Active.com doesn’t even allow you to save events. It says you can but the user forums have unanswered questions on this going back for months. So, not only can you not bookmark races that interest you, their support staff apparently can’t be bothered to answer the questions and the programmers can’t add what seems to be a simple enough feature. Also, if you pay $59.95 a year, you get added benefits, like discounts on races. But they don’t tell you in advance what the discount will be on a race. Instead it says you can save up to $10 per registration but doesn’t specify precisely how much. How lame is that? Its use of social media is minimal. You can start a blog and post updates, but that’s about it.
By contrast, Bodybuilding.com is filled with social media features. If you see a supplement you like, you can save it to your dashboard. The page for the supplement shows other members who are taking it and lists its overall rating from those who have reviewed it. For example, the Glycoject page, a pre workout supplement I’m using, has a wealth of information. There are forums for specific interests, like distance running, power lifting, and losing weight.
I bought the Glycoject on a recommendation at a local Max Muscle store. They are a highly knowledgeable and reliable source about supplements and training (Indeed, Bodybuilding.com gives Glycoject a 9.9 out of 10.) The Max Muscle website also uses social media to build community, with journals, events calendar, considerable use of Twitter, posting before and after photos, plus articles.

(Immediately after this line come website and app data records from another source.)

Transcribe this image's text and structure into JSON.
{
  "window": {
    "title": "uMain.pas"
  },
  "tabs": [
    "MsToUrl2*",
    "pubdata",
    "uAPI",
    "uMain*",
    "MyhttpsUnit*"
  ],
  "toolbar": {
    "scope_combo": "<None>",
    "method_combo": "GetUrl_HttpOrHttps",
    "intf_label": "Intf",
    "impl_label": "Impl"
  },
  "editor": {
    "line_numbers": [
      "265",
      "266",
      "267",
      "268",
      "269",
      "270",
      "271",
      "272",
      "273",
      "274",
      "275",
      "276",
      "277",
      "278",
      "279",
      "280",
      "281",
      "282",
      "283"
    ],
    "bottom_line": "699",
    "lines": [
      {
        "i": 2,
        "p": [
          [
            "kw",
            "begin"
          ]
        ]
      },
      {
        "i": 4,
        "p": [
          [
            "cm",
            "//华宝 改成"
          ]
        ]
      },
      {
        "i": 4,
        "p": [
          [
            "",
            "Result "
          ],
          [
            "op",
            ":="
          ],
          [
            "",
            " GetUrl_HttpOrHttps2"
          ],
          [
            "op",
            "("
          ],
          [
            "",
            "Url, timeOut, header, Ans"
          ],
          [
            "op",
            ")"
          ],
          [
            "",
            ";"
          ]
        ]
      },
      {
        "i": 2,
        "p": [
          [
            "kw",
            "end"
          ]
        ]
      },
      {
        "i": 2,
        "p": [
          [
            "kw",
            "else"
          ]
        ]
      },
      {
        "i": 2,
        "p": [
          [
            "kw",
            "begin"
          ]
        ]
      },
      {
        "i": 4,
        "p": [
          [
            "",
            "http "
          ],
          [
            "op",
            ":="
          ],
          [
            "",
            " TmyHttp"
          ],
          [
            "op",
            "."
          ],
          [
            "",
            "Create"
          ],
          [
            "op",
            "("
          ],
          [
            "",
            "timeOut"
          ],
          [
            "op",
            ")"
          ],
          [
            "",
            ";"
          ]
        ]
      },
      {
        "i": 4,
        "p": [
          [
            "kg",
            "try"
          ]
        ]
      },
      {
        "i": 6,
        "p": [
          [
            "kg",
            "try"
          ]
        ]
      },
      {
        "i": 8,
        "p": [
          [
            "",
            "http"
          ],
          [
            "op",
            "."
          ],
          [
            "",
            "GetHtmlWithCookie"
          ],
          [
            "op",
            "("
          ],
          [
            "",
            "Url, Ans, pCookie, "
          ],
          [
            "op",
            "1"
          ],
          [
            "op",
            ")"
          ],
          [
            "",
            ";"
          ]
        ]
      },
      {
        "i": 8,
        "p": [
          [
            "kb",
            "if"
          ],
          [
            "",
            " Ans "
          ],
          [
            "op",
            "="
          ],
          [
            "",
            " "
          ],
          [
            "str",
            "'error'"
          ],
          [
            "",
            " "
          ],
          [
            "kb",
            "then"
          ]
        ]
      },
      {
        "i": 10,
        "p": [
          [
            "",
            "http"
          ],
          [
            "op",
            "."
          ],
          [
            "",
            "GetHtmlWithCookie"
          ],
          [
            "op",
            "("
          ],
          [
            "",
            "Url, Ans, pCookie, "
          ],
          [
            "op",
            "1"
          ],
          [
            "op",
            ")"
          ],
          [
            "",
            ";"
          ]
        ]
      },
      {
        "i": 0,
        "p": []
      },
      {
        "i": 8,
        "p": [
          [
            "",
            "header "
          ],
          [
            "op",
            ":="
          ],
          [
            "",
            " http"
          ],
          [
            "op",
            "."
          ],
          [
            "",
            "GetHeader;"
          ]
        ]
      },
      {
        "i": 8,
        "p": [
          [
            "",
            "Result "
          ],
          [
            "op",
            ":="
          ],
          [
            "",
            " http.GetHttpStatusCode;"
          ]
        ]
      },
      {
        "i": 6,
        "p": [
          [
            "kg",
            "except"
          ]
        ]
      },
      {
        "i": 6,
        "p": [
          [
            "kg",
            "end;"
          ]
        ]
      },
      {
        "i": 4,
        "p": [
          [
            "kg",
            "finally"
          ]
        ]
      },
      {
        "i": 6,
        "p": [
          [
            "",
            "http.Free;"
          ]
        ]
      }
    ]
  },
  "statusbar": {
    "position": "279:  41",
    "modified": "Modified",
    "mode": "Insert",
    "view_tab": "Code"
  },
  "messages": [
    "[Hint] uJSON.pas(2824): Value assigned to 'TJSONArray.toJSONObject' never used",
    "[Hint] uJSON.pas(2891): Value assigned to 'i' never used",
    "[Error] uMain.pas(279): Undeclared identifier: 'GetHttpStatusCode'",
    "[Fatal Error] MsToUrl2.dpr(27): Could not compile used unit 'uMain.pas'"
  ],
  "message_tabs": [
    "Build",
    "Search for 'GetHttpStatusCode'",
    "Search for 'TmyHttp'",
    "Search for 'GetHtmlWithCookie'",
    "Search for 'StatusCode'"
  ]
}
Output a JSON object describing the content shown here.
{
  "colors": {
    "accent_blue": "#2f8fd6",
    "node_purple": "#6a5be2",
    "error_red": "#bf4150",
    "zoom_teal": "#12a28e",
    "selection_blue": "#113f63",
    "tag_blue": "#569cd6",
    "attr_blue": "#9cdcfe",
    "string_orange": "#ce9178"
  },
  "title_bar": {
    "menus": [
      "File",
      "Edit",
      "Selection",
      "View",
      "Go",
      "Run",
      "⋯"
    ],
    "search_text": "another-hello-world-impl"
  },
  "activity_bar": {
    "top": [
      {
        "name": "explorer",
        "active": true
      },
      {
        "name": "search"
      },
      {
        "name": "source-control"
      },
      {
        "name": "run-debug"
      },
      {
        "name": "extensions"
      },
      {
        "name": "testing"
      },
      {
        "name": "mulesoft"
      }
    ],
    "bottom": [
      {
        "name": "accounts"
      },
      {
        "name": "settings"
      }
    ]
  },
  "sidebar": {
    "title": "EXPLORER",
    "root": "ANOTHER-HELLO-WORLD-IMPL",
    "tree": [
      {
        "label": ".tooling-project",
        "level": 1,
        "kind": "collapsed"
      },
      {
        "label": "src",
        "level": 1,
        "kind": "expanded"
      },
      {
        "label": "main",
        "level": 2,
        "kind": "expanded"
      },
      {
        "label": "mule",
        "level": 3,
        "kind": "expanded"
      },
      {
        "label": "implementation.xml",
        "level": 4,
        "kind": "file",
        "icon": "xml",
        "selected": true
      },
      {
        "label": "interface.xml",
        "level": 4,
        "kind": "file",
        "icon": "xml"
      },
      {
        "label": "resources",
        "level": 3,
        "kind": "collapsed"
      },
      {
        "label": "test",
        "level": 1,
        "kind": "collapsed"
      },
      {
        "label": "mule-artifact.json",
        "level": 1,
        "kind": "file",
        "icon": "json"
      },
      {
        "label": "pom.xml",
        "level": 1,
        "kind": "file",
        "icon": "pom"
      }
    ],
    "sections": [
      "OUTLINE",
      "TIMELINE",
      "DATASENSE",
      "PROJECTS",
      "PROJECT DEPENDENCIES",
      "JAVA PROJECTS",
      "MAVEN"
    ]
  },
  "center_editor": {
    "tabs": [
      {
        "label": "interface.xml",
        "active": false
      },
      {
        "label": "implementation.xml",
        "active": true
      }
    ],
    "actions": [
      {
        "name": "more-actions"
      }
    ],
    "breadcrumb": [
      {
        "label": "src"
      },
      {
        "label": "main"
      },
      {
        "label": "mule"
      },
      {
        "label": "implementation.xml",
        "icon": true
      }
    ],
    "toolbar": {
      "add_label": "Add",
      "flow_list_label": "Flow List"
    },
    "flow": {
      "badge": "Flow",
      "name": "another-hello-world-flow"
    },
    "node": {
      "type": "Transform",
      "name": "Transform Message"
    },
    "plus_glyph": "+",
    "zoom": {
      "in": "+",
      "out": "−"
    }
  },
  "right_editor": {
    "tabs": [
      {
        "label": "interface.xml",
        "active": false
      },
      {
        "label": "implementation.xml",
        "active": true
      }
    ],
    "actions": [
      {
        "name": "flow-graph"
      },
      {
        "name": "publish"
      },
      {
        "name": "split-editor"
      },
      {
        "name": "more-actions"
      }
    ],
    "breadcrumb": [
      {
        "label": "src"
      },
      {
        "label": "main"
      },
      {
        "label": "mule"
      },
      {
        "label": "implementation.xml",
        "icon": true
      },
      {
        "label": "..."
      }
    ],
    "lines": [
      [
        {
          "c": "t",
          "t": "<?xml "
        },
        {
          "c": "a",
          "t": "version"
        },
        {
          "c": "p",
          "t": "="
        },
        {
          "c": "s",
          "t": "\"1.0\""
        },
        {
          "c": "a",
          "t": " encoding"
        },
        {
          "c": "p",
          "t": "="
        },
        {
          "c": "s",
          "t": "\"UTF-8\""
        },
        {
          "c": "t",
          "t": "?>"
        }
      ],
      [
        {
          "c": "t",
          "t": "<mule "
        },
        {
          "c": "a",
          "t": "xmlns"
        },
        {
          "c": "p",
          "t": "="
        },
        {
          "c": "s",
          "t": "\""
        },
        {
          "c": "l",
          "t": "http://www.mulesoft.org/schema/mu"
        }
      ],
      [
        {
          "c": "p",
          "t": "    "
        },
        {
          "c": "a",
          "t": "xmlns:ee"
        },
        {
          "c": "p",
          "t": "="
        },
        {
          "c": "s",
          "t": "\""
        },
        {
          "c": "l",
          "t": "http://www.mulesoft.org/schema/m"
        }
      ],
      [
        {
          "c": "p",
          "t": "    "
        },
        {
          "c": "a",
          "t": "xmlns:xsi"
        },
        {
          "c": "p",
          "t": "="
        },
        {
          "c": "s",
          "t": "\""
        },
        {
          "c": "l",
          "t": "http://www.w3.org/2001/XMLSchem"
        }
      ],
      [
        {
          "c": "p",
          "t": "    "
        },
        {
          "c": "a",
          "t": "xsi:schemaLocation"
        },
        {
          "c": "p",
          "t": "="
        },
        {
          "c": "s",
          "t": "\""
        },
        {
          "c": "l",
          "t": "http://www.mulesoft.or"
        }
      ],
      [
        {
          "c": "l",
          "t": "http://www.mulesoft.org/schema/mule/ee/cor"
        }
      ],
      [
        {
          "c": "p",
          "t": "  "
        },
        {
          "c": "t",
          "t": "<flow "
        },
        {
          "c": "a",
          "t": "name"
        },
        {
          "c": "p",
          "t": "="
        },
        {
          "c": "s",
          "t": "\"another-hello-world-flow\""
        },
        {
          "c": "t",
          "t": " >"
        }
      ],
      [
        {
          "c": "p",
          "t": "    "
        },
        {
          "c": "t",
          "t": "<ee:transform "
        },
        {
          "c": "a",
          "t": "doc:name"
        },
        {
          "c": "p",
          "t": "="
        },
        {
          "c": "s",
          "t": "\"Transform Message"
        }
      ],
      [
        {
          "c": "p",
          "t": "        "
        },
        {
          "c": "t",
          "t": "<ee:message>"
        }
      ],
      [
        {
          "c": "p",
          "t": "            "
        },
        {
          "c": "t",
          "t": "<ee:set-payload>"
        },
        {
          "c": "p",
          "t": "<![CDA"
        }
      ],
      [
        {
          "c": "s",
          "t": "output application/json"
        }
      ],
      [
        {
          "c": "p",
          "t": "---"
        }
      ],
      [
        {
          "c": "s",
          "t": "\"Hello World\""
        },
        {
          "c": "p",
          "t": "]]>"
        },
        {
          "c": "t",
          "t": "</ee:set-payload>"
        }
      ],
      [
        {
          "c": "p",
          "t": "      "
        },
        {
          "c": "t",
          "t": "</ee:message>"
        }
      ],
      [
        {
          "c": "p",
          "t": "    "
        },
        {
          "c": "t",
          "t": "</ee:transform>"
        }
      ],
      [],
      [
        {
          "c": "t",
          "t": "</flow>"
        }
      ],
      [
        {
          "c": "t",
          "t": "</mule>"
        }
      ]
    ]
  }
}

Active.com feels dead. It, like eBay, has an ancient interface and is mostly running on reputation (and maybe fumes.) Sooner or later, both will be replaced by sites that put the user first and create community, something Max Muscle and Bodybuilding.com are already doing well.